Tertiary fees exclude women
By Michael Tardif
Two studies released last week have further emphasised the likely impact of the federal government's push towards user pays tertiary education.
Universities have been able to charge fees for postgraduate course since 1989. In that time, the number of postgraduate fee-charging courses has ballooned to more than 1000. More than half the universities surveyed in the report — prepared by the Council of Australian Postgraduate Students and titled "Goodbye Rhyme and Reason" — indicated that they would increase the number of courses charging fees in 1995.
A Sydney Morning Herald-commissioned survey of NSW universities found that most fee-paying postgraduate students were already paying exorbitant prices for their courses. An average MBA course in NSW costs between $15,000 and $32,000.
The council report indicated that of those students already paying, 60% were doing business-related courses.
Women constitute more than half the students in courses not charging up-front fees only 35.7% in fee-charging postgraduate courses. The impact of fees was greater the higher the fees.

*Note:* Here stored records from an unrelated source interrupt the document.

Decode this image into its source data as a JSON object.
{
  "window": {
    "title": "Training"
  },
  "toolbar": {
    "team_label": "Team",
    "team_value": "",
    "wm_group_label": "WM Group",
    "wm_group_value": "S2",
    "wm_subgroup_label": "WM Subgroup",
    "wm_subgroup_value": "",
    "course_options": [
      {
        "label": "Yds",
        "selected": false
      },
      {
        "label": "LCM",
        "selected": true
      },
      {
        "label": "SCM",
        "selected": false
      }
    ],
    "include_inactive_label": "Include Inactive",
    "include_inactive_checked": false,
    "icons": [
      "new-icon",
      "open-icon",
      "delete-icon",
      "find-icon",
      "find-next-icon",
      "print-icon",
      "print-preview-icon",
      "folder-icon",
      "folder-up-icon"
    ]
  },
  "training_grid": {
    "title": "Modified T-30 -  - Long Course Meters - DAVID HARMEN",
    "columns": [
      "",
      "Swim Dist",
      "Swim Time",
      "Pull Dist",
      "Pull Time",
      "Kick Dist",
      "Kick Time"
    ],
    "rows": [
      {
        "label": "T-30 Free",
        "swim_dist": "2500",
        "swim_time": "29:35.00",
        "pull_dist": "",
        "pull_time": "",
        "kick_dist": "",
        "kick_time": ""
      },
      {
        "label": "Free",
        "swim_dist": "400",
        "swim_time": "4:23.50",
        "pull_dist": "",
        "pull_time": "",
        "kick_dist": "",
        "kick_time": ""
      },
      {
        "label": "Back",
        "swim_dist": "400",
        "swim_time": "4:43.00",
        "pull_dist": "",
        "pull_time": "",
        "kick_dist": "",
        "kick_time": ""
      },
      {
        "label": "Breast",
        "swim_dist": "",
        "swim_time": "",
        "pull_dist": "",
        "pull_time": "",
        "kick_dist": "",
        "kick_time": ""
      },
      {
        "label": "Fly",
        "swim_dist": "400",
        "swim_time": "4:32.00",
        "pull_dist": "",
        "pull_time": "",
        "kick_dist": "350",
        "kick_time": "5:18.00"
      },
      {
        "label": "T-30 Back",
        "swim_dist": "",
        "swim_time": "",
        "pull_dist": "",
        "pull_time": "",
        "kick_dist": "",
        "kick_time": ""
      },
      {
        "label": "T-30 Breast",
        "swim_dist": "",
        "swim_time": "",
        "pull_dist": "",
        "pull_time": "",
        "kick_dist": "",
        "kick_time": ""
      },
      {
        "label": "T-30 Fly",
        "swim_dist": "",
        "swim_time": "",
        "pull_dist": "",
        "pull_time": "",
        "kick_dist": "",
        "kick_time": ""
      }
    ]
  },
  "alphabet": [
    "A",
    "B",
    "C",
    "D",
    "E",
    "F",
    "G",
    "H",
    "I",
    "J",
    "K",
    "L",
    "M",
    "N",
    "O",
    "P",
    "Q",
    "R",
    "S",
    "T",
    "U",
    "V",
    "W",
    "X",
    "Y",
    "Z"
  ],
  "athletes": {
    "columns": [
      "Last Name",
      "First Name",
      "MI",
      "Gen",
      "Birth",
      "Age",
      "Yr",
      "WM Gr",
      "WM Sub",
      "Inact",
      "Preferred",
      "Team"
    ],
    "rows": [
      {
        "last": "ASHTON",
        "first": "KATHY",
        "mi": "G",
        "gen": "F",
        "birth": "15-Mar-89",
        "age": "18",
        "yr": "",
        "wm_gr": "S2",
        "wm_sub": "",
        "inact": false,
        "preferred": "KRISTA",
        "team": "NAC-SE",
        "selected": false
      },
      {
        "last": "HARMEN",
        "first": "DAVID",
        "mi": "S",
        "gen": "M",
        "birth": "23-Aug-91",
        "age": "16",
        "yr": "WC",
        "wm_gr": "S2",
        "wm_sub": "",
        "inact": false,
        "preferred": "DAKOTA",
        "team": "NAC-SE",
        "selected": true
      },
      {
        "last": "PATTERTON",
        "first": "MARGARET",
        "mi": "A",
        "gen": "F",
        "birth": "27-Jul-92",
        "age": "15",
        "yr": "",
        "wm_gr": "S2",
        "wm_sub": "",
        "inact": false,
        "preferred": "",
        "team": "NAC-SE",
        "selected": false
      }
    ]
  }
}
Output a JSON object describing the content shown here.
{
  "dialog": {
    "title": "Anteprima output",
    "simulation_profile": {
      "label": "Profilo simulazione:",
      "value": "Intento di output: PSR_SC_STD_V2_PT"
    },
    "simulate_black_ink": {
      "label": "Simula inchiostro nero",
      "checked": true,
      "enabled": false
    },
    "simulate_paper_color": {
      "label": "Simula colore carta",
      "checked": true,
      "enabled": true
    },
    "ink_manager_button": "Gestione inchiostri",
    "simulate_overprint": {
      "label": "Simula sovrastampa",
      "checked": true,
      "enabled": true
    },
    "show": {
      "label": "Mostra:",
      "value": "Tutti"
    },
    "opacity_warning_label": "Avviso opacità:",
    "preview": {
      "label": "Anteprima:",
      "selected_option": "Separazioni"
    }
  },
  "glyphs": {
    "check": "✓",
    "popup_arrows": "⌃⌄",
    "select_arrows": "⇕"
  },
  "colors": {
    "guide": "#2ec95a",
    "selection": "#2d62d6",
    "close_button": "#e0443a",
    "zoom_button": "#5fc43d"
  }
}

These statistics confirm that fees lock out important sections of the population from participation in higher education.